dC/dt=.00002 PRA - PRAC
The solution is given by
C=(1/PRA) *[.00002 PRA - K (exp -PRAt)] and K is a constant of integration that can be determined by the initial conditions
When t=0 C=.00003
C=(1/PRA)(.00002 PRA - K)
.00003 =(1/PRA)(.00002 PRA - K)
K=- .00001 PRA
When t = 1000 years C=.000025
PRA(.000025) = .00002 PRA + .00001 PRA (exp - PRA* 1000)
25= 20 +10 (exp -PRA*1000)
5= 10 (exp -pra*1000)
PRA= .69/1000 = .00069
If we could measure P and R then we would know the value of A. For the Earth R is approx 2 Gt and P is around 0.00005 kPa/ Gt
Using R= 2 and P = 0.00005
A= 6.9 inverse kilopascal years
These calculations assume that during this one thousand years the species distribution did not change.
ONE PROBLEM AFTER ANOTHER
Most people appear to be aware of the threat of climate change. However they have not made the paradigm shift to viewing nature as the supreme technology. The old mentality still exists. They see CO2 as the problem and the obvious solution is to bury it. They do not perceive that CO2 is just the first of a whole armada of problems about to beset us. When the oceans are empty and the soil is gone, feeding the human population is going to be difficult. The animal and other kingdoms run the mineral cycles. Without these organisms the mineral cycles stop. Without the minerals the plants do not grow. Each, can not return because the other is missing. A global catch 22 situation develops. Reducing the diversity puts evolution into reverse. The Earth will become less fertile and less robust.
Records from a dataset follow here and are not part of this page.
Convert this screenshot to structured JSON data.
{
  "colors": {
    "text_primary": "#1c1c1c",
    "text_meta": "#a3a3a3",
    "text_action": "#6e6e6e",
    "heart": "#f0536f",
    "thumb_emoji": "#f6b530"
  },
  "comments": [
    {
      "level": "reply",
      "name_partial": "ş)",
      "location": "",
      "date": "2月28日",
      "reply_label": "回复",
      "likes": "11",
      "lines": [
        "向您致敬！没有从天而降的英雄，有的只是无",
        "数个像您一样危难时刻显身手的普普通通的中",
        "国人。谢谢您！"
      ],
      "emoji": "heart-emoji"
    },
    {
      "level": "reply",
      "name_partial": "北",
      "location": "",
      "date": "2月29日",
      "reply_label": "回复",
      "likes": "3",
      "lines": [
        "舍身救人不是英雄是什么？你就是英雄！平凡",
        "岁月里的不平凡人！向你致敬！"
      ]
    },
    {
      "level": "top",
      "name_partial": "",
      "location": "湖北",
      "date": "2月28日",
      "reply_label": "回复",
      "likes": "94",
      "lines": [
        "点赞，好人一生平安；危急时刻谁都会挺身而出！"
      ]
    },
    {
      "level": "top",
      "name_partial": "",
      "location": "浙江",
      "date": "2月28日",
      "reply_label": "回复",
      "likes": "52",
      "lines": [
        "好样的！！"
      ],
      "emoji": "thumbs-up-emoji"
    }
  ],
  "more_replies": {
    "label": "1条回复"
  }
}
Biodiversity is not going to be replaced by gene technology. The Earth is a massively parallel evolving computer. Every cell of every individual has the complexity of a supercomputer. The program of this computer has been running and evolving for 4.5 billion years and while it does not have the conscious thought and planning of the human mind it has produced a genome that controls the planet within the laws of physics and chemistry. As a complex system the Earth is subject to chaotic behaviour, a few flaps of a butterfly's wings can totally change the future of the system.
Eventually the Sun will swallow the Earth. For the remaining time that we have, it would be disappointing for the human race to degrade the genome and commit future generations to existence on an impoverished planet, when the alternative has much more to offer: retain the enormous infrastructure of genetic diversity and allow all species to play their part.
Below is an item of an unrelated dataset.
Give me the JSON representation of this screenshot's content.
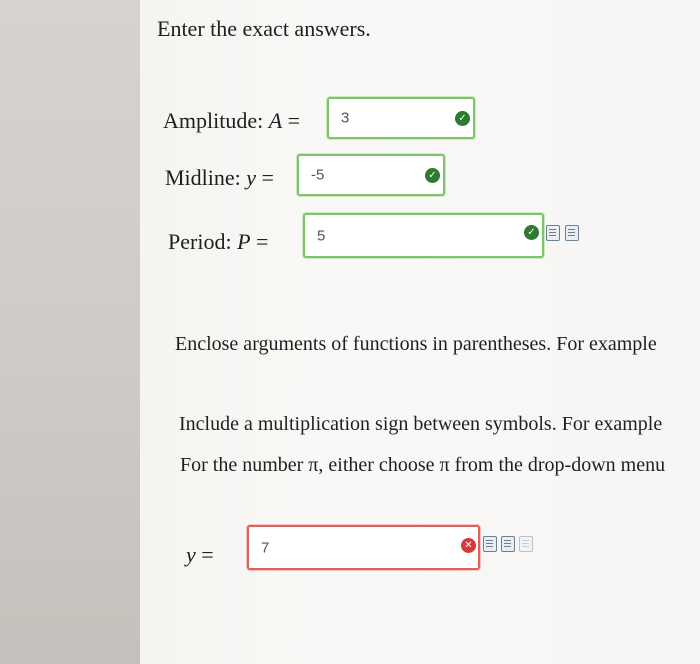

KEEPING R CONSTANT
To keep R constant it is possible only four (perhaps less) conditions are necessary
- high rates of reproduction - lots of seed or spores
- reduced access to sunlight from shading by other plants
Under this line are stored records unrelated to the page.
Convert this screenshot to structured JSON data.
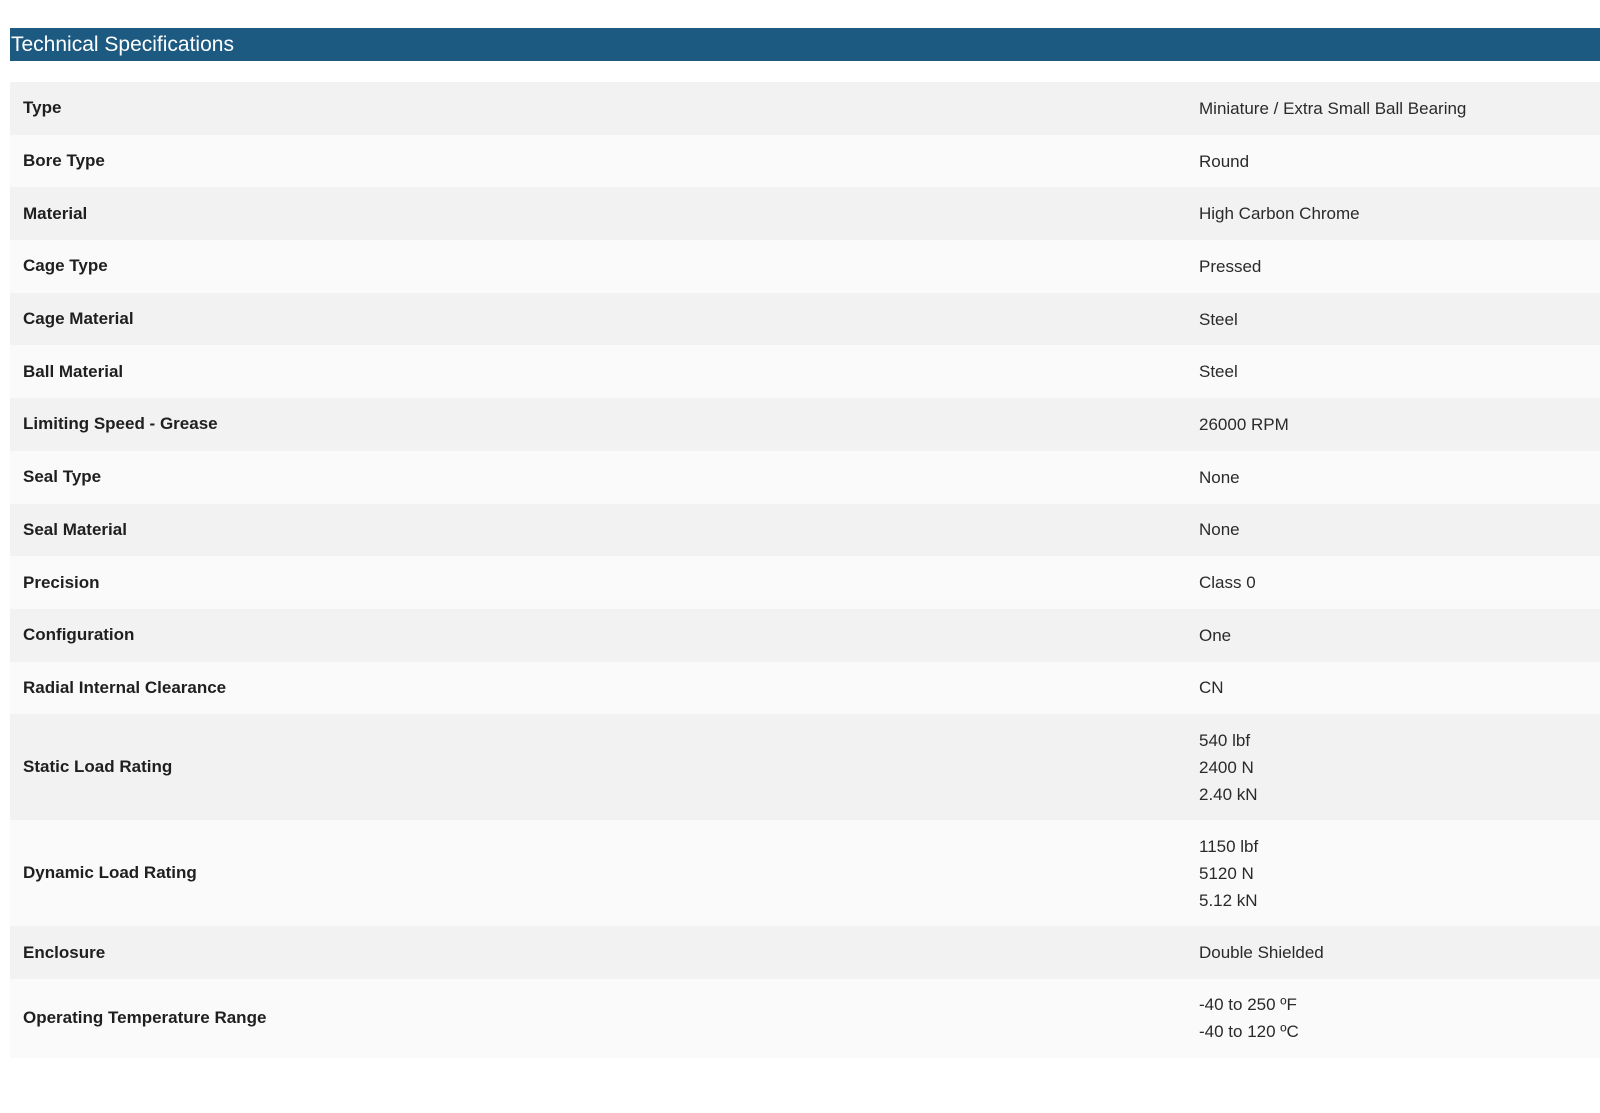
{
  "header": {
    "title": "Technical Specifications"
  },
  "specs": [
    {
      "label": "Type",
      "values": [
        "Miniature / Extra Small Ball Bearing"
      ]
    },
    {
      "label": "Bore Type",
      "values": [
        "Round"
      ]
    },
    {
      "label": "Material",
      "values": [
        "High Carbon Chrome"
      ]
    },
    {
      "label": "Cage Type",
      "values": [
        "Pressed"
      ]
    },
    {
      "label": "Cage Material",
      "values": [
        "Steel"
      ]
    },
    {
      "label": "Ball Material",
      "values": [
        "Steel"
      ]
    },
    {
      "label": "Limiting Speed - Grease",
      "values": [
        "26000 RPM"
      ]
    },
    {
      "label": "Seal Type",
      "values": [
        "None"
      ]
    },
    {
      "label": "Seal Material",
      "values": [
        "None"
      ]
    },
    {
      "label": "Precision",
      "values": [
        "Class 0"
      ]
    },
    {
      "label": "Configuration",
      "values": [
        "One"
      ]
    },
    {
      "label": "Radial Internal Clearance",
      "values": [
        "CN"
      ]
    },
    {
      "label": "Static Load Rating",
      "values": [
        "540 lbf",
        "2400 N",
        "2.40 kN"
      ]
    },
    {
      "label": "Dynamic Load Rating",
      "values": [
        "1150 lbf",
        "5120 N",
        "5.12 kN"
      ]
    },
    {
      "label": "Enclosure",
      "values": [
        "Double Shielded"
      ]
    },
    {
      "label": "Operating Temperature Range",
      "values": [
        "-40 to 250 ºF",
        "-40 to 120 ºC"
      ]
    }
  ],
  "colors": {
    "header_background": "#1d5a82",
    "header_text": "#ffffff",
    "row_odd": "#f2f2f2",
    "row_even": "#fafafa"
  }
}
These conditions should ensure that plants rapidly cover the available habitats and keep younger plants stalled for lack of sunlight.